→ INPUT MATERIAL:

--*--

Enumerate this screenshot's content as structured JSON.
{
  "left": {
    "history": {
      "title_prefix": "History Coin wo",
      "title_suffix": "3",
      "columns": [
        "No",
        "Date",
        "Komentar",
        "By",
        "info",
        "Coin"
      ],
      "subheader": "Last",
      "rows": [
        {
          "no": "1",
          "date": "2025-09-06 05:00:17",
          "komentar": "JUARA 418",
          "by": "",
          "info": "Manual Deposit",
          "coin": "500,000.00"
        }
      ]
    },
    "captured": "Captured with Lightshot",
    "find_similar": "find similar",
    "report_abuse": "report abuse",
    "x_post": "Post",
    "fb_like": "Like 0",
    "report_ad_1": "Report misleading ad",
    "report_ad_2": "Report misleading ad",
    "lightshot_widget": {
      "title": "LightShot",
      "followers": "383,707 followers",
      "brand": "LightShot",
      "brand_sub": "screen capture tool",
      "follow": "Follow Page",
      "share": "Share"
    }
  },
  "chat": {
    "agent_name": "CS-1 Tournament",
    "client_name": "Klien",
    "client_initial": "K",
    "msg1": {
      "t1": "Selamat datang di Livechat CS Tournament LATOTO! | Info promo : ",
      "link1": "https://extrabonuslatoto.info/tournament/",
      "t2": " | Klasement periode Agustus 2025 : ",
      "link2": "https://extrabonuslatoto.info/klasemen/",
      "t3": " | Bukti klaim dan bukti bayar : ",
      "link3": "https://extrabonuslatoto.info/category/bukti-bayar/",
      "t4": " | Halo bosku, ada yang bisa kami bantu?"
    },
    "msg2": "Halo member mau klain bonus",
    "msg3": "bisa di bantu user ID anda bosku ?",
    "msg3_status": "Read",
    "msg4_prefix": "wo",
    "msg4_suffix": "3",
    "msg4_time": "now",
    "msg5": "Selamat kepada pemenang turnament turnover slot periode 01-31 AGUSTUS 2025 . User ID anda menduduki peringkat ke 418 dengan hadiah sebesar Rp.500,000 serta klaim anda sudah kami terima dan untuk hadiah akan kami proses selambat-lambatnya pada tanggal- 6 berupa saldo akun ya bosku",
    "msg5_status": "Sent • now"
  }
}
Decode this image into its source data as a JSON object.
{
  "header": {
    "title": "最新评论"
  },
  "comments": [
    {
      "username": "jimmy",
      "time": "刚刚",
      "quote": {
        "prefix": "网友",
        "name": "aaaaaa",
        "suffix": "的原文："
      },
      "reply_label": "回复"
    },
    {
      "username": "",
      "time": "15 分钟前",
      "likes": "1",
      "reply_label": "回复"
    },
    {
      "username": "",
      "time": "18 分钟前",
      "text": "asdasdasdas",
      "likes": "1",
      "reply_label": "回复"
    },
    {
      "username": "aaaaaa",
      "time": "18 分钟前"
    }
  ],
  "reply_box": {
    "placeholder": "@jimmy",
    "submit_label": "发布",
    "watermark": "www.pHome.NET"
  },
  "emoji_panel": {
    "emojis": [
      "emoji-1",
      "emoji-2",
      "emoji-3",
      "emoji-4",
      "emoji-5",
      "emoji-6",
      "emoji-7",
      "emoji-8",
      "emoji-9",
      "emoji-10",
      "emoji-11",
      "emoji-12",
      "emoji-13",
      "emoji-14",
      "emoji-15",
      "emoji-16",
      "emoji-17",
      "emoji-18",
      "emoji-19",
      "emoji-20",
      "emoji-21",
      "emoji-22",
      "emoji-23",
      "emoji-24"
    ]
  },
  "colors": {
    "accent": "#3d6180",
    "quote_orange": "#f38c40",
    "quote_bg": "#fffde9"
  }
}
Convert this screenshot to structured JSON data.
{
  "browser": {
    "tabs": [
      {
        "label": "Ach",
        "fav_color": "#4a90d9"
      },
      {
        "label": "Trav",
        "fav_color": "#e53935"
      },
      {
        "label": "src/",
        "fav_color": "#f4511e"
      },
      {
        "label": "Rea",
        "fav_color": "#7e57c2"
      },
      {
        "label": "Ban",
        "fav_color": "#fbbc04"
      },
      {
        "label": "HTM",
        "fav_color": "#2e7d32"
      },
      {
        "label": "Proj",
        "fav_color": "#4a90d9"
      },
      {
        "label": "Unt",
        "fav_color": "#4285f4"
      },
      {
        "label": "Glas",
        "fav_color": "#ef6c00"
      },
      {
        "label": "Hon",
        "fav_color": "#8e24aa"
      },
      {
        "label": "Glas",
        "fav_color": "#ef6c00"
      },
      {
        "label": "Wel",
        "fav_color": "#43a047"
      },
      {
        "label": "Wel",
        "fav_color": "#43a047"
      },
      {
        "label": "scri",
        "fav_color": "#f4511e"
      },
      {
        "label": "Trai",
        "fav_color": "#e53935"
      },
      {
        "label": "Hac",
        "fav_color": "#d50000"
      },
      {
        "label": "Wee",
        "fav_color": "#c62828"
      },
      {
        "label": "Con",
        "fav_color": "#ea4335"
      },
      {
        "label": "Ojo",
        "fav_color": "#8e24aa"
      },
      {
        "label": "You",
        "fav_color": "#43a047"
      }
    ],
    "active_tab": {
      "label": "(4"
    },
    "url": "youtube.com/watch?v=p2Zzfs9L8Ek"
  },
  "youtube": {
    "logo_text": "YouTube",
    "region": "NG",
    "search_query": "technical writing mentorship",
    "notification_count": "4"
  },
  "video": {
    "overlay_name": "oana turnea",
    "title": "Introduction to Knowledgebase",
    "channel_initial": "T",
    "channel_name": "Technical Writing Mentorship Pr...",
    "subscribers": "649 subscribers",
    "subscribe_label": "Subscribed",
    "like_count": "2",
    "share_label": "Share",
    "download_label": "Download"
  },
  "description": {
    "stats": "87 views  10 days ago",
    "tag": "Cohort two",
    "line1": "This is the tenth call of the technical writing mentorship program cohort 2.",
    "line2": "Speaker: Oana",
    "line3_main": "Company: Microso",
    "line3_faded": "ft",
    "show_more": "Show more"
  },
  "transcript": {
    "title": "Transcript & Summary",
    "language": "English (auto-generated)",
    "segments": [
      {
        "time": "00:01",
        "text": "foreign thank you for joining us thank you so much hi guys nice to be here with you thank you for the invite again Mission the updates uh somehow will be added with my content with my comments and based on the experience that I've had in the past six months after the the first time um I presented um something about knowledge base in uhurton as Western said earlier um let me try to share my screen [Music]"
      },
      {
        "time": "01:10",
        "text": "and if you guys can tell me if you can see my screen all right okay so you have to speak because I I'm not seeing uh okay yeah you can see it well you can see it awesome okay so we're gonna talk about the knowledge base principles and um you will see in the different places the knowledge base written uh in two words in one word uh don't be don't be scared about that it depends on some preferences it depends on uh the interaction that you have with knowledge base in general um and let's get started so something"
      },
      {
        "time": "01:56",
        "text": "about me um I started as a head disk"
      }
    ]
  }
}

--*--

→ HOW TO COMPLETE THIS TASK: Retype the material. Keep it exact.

→ RESULT OF THE TASK:
Enumerate this screenshot's content as structured JSON.
{
  "left": {
    "history": {
      "title_prefix": "History Coin wo",
      "title_suffix": "3",
      "columns": [
        "No",
        "Date",
        "Komentar",
        "By",
        "info",
        "Coin"
      ],
      "subheader": "Last",
      "rows": [
        {
          "no": "1",
          "date": "2025-09-06 05:00:17",
          "komentar": "JUARA 418",
          "by": "",
          "info": "Manual Deposit",
          "coin": "500,000.00"
        }
      ]
    },
    "captured": "Captured with Lightshot",
    "find_similar": "find similar",
    "report_abuse": "report abuse",
    "x_post": "Post",
    "fb_like": "Like 0",
    "report_ad_1": "Report misleading ad",
    "report_ad_2": "Report misleading ad",
    "lightshot_widget": {
      "title": "LightShot",
      "followers": "383,707 followers",
      "brand": "LightShot",
      "brand_sub": "screen capture tool",
      "follow": "Follow Page",
      "share": "Share"
    }
  },
  "chat": {
    "agent_name": "CS-1 Tournament",
    "client_name": "Klien",
    "client_initial": "K",
    "msg1": {
      "t1": "Selamat datang di Livechat CS Tournament LATOTO! | Info promo : ",
      "link1": "https://extrabonuslatoto.info/tournament/",
      "t2": " | Klasement periode Agustus 2025 : ",
      "link2": "https://extrabonuslatoto.info/klasemen/",
      "t3": " | Bukti klaim dan bukti bayar : ",
      "link3": "https://extrabonuslatoto.info/category/bukti-bayar/",
      "t4": " | Halo bosku, ada yang bisa kami bantu?"
    },
    "msg2": "Halo member mau klain bonus",
    "msg3": "bisa di bantu user ID anda bosku ?",
    "msg3_status": "Read",
    "msg4_prefix": "wo",
    "msg4_suffix": "3",
    "msg4_time": "now",
    "msg5": "Selamat kepada pemenang turnament turnover slot periode 01-31 AGUSTUS 2025 . User ID anda menduduki peringkat ke 418 dengan hadiah sebesar Rp.500,000 serta klaim anda sudah kami terima dan untuk hadiah akan kami proses selambat-lambatnya pada tanggal- 6 berupa saldo akun ya bosku",
    "msg5_status": "Sent • now"
  }
}
Decode this image into its source data as a JSON object.
{
  "header": {
    "title": "最新评论"
  },
  "comments": [
    {
      "username": "jimmy",
      "time": "刚刚",
      "quote": {
        "prefix": "网友",
        "name": "aaaaaa",
        "suffix": "的原文："
      },
      "reply_label": "回复"
    },
    {
      "username": "",
      "time": "15 分钟前",
      "likes": "1",
      "reply_label": "回复"
    },
    {
      "username": "",
      "time": "18 分钟前",
      "text": "asdasdasdas",
      "likes": "1",
      "reply_label": "回复"
    },
    {
      "username": "aaaaaa",
      "time": "18 分钟前"
    }
  ],
  "reply_box": {
    "placeholder": "@jimmy",
    "submit_label": "发布",
    "watermark": "www.pHome.NET"
  },
  "emoji_panel": {
    "emojis": [
      "emoji-1",
      "emoji-2",
      "emoji-3",
      "emoji-4",
      "emoji-5",
      "emoji-6",
      "emoji-7",
      "emoji-8",
      "emoji-9",
      "emoji-10",
      "emoji-11",
      "emoji-12",
      "emoji-13",
      "emoji-14",
      "emoji-15",
      "emoji-16",
      "emoji-17",
      "emoji-18",
      "emoji-19",
      "emoji-20",
      "emoji-21",
      "emoji-22",
      "emoji-23",
      "emoji-24"
    ]
  },
  "colors": {
    "accent": "#3d6180",
    "quote_orange": "#f38c40",
    "quote_bg": "#fffde9"
  }
}
Convert this screenshot to structured JSON data.
{
  "browser": {
    "tabs": [
      {
        "label": "Ach",
        "fav_color": "#4a90d9"
      },
      {
        "label": "Trav",
        "fav_color": "#e53935"
      },
      {
        "label": "src/",
        "fav_color": "#f4511e"
      },
      {
        "label": "Rea",
        "fav_color": "#7e57c2"
      },
      {
        "label": "Ban",
        "fav_color": "#fbbc04"
      },
      {
        "label": "HTM",
        "fav_color": "#2e7d32"
      },
      {
        "label": "Proj",
        "fav_color": "#4a90d9"
      },
      {
        "label": "Unt",
        "fav_color": "#4285f4"
      },
      {
        "label": "Glas",
        "fav_color": "#ef6c00"
      },
      {
        "label": "Hon",
        "fav_color": "#8e24aa"
      },
      {
        "label": "Glas",
        "fav_color": "#ef6c00"
      },
      {
        "label": "Wel",
        "fav_color": "#43a047"
      },
      {
        "label": "Wel",
        "fav_color": "#43a047"
      },
      {
        "label": "scri",
        "fav_color": "#f4511e"
      },
      {
        "label": "Trai",
        "fav_color": "#e53935"
      },
      {
        "label": "Hac",
        "fav_color": "#d50000"
      },
      {
        "label": "Wee",
        "fav_color": "#c62828"
      },
      {
        "label": "Con",
        "fav_color": "#ea4335"
      },
      {
        "label": "Ojo",
        "fav_color": "#8e24aa"
      },
      {
        "label": "You",
        "fav_color": "#43a047"
      }
    ],
    "active_tab": {
      "label": "(4"
    },
    "url": "youtube.com/watch?v=p2Zzfs9L8Ek"
  },
  "youtube": {
    "logo_text": "YouTube",
    "region": "NG",
    "search_query": "technical writing mentorship",
    "notification_count": "4"
  },
  "video": {
    "overlay_name": "oana turnea",
    "title": "Introduction to Knowledgebase",
    "channel_initial": "T",
    "channel_name": "Technical Writing Mentorship Pr...",
    "subscribers": "649 subscribers",
    "subscribe_label": "Subscribed",
    "like_count": "2",
    "share_label": "Share",
    "download_label": "Download"
  },
  "description": {
    "stats": "87 views  10 days ago",
    "tag": "Cohort two",
    "line1": "This is the tenth call of the technical writing mentorship program cohort 2.",
    "line2": "Speaker: Oana",
    "line3_main": "Company: Microso",
    "line3_faded": "ft",
    "show_more": "Show more"
  },
  "transcript": {
    "title": "Transcript & Summary",
    "language": "English (auto-generated)",
    "segments": [
      {
        "time": "00:01",
        "text": "foreign thank you for joining us thank you so much hi guys nice to be here with you thank you for the invite again Mission the updates uh somehow will be added with my content with my comments and based on the experience that I've had in the past six months after the the first time um I presented um something about knowledge base in uhurton as Western said earlier um let me try to share my screen [Music]"
      },
      {
        "time": "01:10",
        "text": "and if you guys can tell me if you can see my screen all right okay so you have to speak because I I'm not seeing uh okay yeah you can see it well you can see it awesome okay so we're gonna talk about the knowledge base principles and um you will see in the different places the knowledge base written uh in two words in one word uh don't be don't be scared about that it depends on some preferences it depends on uh the interaction that you have with knowledge base in general um and let's get started so something"
      },
      {
        "time": "01:56",
        "text": "about me um I started as a head disk"
      }
    ]
  }
}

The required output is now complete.